**ABOUT THIS TASK**
The entries below must be restated word for word.

**DATA TO PROCESS**
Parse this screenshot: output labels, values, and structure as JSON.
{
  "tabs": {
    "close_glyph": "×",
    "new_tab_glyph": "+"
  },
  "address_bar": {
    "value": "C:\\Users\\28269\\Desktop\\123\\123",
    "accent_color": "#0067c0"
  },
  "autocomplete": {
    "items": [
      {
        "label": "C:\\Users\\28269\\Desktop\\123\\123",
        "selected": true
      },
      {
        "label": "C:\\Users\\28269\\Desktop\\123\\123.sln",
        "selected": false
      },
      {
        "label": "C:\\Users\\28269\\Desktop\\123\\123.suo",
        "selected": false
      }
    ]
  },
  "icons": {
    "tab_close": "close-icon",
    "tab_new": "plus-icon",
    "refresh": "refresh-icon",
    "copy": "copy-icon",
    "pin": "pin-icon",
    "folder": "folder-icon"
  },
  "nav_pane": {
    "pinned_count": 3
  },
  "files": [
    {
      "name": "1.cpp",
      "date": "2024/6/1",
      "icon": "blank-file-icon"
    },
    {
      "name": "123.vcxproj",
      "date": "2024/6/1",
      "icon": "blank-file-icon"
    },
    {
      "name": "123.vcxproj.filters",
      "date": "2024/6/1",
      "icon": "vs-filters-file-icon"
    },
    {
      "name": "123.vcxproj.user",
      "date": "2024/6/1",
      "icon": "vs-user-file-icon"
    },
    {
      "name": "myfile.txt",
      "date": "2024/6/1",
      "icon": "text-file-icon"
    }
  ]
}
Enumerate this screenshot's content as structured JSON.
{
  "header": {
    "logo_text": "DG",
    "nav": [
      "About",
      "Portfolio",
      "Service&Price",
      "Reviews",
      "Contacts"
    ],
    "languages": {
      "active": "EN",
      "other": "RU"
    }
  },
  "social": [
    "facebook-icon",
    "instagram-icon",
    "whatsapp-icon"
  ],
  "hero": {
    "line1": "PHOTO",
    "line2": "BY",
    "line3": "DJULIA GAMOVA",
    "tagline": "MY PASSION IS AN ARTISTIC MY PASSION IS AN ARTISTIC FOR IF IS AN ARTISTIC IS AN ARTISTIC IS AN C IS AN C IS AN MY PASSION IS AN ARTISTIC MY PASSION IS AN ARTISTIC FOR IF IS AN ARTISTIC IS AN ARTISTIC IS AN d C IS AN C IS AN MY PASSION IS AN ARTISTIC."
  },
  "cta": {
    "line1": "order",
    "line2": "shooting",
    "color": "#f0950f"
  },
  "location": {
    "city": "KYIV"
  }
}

**TASK RESPONSE**
Parse this screenshot: output labels, values, and structure as JSON.
{
  "tabs": {
    "close_glyph": "×",
    "new_tab_glyph": "+"
  },
  "address_bar": {
    "value": "C:\\Users\\28269\\Desktop\\123\\123",
    "accent_color": "#0067c0"
  },
  "autocomplete": {
    "items": [
      {
        "label": "C:\\Users\\28269\\Desktop\\123\\123",
        "selected": true
      },
      {
        "label": "C:\\Users\\28269\\Desktop\\123\\123.sln",
        "selected": false
      },
      {
        "label": "C:\\Users\\28269\\Desktop\\123\\123.suo",
        "selected": false
      }
    ]
  },
  "icons": {
    "tab_close": "close-icon",
    "tab_new": "plus-icon",
    "refresh": "refresh-icon",
    "copy": "copy-icon",
    "pin": "pin-icon",
    "folder": "folder-icon"
  },
  "nav_pane": {
    "pinned_count": 3
  },
  "files": [
    {
      "name": "1.cpp",
      "date": "2024/6/1",
      "icon": "blank-file-icon"
    },
    {
      "name": "123.vcxproj",
      "date": "2024/6/1",
      "icon": "blank-file-icon"
    },
    {
      "name": "123.vcxproj.filters",
      "date": "2024/6/1",
      "icon": "vs-filters-file-icon"
    },
    {
      "name": "123.vcxproj.user",
      "date": "2024/6/1",
      "icon": "vs-user-file-icon"
    },
    {
      "name": "myfile.txt",
      "date": "2024/6/1",
      "icon": "text-file-icon"
    }
  ]
}
Enumerate this screenshot's content as structured JSON.
{
  "header": {
    "logo_text": "DG",
    "nav": [
      "About",
      "Portfolio",
      "Service&Price",
      "Reviews",
      "Contacts"
    ],
    "languages": {
      "active": "EN",
      "other": "RU"
    }
  },
  "social": [
    "facebook-icon",
    "instagram-icon",
    "whatsapp-icon"
  ],
  "hero": {
    "line1": "PHOTO",
    "line2": "BY",
    "line3": "DJULIA GAMOVA",
    "tagline": "MY PASSION IS AN ARTISTIC MY PASSION IS AN ARTISTIC FOR IF IS AN ARTISTIC IS AN ARTISTIC IS AN C IS AN C IS AN MY PASSION IS AN ARTISTIC MY PASSION IS AN ARTISTIC FOR IF IS AN ARTISTIC IS AN ARTISTIC IS AN d C IS AN C IS AN MY PASSION IS AN ARTISTIC."
  },
  "cta": {
    "line1": "order",
    "line2": "shooting",
    "color": "#f0950f"
  },
  "location": {
    "city": "KYIV"
  }
}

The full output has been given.